### INFORMATION GIVEN ###

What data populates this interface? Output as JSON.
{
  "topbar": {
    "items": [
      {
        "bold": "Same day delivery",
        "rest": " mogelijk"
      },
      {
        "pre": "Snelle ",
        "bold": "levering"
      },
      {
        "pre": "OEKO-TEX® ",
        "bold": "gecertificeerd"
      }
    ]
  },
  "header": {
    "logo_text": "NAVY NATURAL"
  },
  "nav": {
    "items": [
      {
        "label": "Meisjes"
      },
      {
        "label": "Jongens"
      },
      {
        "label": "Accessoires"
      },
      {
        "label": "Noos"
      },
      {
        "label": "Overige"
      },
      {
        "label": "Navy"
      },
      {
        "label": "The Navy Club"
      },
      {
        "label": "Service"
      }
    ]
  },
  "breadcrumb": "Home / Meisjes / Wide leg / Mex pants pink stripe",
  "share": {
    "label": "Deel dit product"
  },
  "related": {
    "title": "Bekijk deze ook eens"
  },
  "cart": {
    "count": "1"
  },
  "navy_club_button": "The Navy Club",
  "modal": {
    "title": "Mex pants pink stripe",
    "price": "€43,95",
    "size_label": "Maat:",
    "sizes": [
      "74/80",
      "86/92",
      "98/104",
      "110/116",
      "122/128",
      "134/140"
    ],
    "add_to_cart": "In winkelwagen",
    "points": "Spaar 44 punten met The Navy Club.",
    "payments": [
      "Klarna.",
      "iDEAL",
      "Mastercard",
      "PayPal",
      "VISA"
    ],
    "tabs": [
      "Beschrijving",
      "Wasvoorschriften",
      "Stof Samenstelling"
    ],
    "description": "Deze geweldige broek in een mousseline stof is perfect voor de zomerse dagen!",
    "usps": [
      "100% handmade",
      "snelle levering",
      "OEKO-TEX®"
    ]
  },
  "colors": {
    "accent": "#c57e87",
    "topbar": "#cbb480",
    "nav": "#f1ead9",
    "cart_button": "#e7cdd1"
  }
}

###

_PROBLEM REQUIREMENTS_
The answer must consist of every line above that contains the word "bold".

_TASK SOLUTION_
        "bold": "Same day delivery",
        "bold": "levering"
        "bold": "gecertificeerd"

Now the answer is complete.